Tamayev R, Akpan N, ArancioO, Troy CM, D'Adamio L. (2012) “Caspase-9 mediates synaptic plasticity and memory deficits of Danish dementia knock-in mice: caspase-9 inhibition provides therapeutic protection.” Mol Neurodegener. 10.1186/1750-1326-7-60.

Akpan, N., Serrano-Saiz, E., Zacharia, B.E., Otten, M.L., Ducruet, A.F., Snipas, S.J., Liu, W.,* Velloza, J.*, Cohen, G., Sosunov, S.A., Salvesen, G.S., Connolly Jr, E.S., Troy, C.M. (2011) “Intranasal delivery of caspase-9 inhibitor reduces caspase-6-dependent axon/neuron loss and improves neurological function after stroke”. J Neurosci. 31:8894-8904.

Puzzo, D., Privitera, L., Fa’, M., Staniszewski, A., Hashimoto, G., Aziz, F., Sakurai, M., Ribe, E. M., Troy, C. M., Mercken, M., Jung, S. S., Palmeri, A. and Arancio, O. (2011) “Endogenous amyloid-β is necessary for hippocampal synaptic plasticity and memory” Ann. Neurol. 69:819-30.

Troy, C. M., Akpan, N. and Jean, Y.Y. (2011) “Regulation of Caspases in the Nervous System: Implications for functions in health and disease” Proteases in Health and Disease, ed. E. Di Cera Prog Mol Biol Transl Sci. 99C:265-305.

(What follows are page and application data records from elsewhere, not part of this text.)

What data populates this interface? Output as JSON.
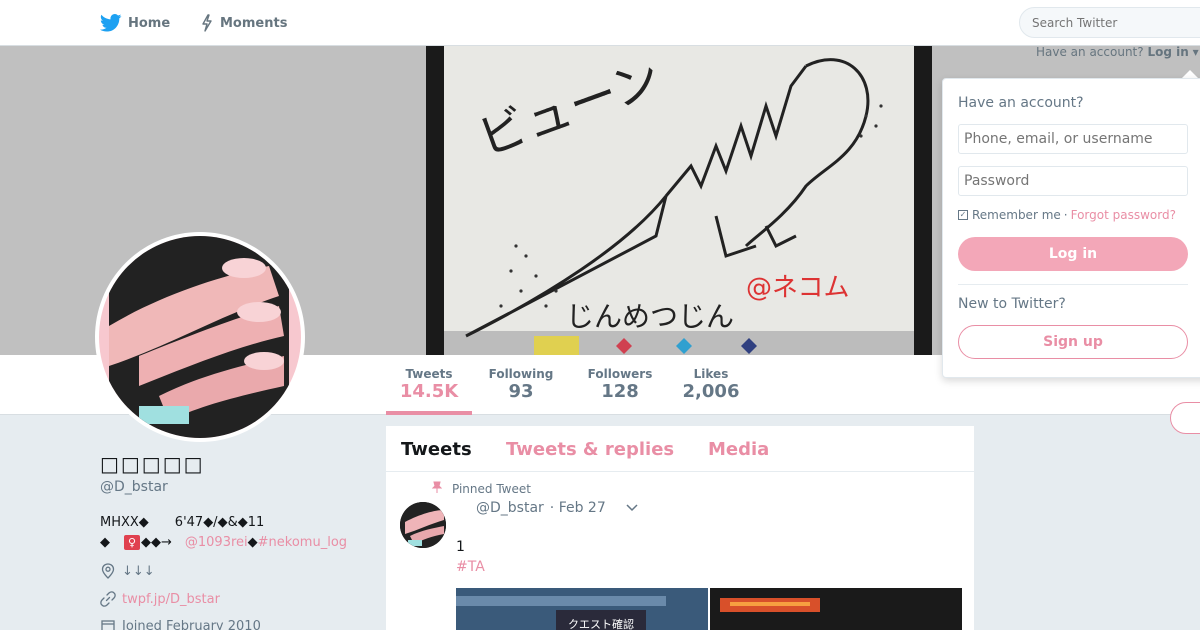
{
  "nav": {
    "home_label": "Home",
    "moments_label": "Moments",
    "search_placeholder": "Search Twitter"
  },
  "login_link": {
    "prompt": "Have an account?",
    "action": "Log in"
  },
  "login_dropdown": {
    "title": "Have an account?",
    "username_placeholder": "Phone, email, or username",
    "password_placeholder": "Password",
    "remember_label": "Remember me",
    "separator": "·",
    "forgot_label": "Forgot password?",
    "login_button": "Log in",
    "new_prompt": "New to Twitter?",
    "signup_button": "Sign up"
  },
  "stats": [
    {
      "label": "Tweets",
      "value": "14.5K"
    },
    {
      "label": "Following",
      "value": "93"
    },
    {
      "label": "Followers",
      "value": "128"
    },
    {
      "label": "Likes",
      "value": "2,006"
    }
  ],
  "profile": {
    "name": "□□□□□",
    "handle": "@D_bstar",
    "bio_line1": "MHXX◆　　6'47◆/◆&◆11",
    "bio_line2_a": "◆　",
    "bio_line2_venus": "♀",
    "bio_line2_b": "◆◆→　",
    "bio_mention": "@1093rei",
    "bio_line2_c": "◆",
    "bio_hashtag": "#nekomu_log",
    "location": "↓↓↓",
    "url": "twpf.jp/D_bstar",
    "joined": "Joined February 2010"
  },
  "banner_art": {
    "text1": "ビューン",
    "text2": "じんめつじん",
    "signature": "@ネコム"
  },
  "timeline": {
    "tabs": [
      "Tweets",
      "Tweets & replies",
      "Media"
    ],
    "pinned_label": "Pinned Tweet",
    "tweet_handle": "@D_bstar",
    "tweet_date": "· Feb 27",
    "tweet_text": "1",
    "tweet_hashtag": "#TA",
    "media_caption": "クエスト確認"
  },
  "colors": {
    "accent": "#e98ea5",
    "login_button": "#f3a7b8"
  }
}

Ribe Garrido, E, Heidt, L*, Beaubier, N and Troy C. M. (2011) “Molecular Mechanisms of Neuronal Death” Advances in Neurobiology, vol 1, Neurochemical Mechanisms of Disease ed. Blass, JP, pages 17-48.

Siddiq A, Aminova LR, Troy CM, Suh K, Messer Z, Semenza GL, Ratan RR. (2009) Selective inhibition of hypoxia-inducible factor (HIF) prolyl-hydroxylase 1 mediates neuroprotection against normoxic oxidative death via HIF- and CREB-independent pathways. J Neurosci. Jul 8;29(27):8828-38.

Ho CC, Rideout HJ, Ribe E, Troy CM, Dauer WT. (2009) The Parkinson disease protein leucine-rich repeat kinase 2 transduces death signals via Fas-associated protein with death domain and caspase-8 in a cellular model of neurodegeneration. J Neurosci. Jan 28;29(4):1011-6.

Troy CM, Ribe EM. (2008) Caspase-2: vestigial remnant or master regulator? Sci Signal. Sep 23;1(38):pe42.

Ribe EM, Serrano-Saiz E, Akpan N, Troy CM. (2008) Mechanisms of neuronal death in disease: defining the models and the players. Biochem J. Oct 15;415(2):165-82. Review.

Biswas SC, Shi Y, Vonsattel JP, Leung CL, Troy CM, Greene LA. (2007) Bim is elevated in Alzheimer's disease neurons and is required for beta-amyloid-induced neuronal apoptosis. J Neurosci.  Jan 24;27(4):893-900.

Greene LA, Liu DX, Troy CM, Biswas SC. (2007) Cell cycle molecules define a pathway required for neuron death in development and disease. Biochim Biophys Acta.  Apr;1772(4):392-401. Epub 2006 Dec 13. Review.

Davidson, T. J., Harel, S., Arboleda, V. A., Shelanski, M. L., Greene, L. A. and Troy CM. (2004)  Highly efficient siRNA delivery to primary mammalian neurons induces microRNA-like effects before mRNA degradation.  J. Neurosci 24:10040-10046.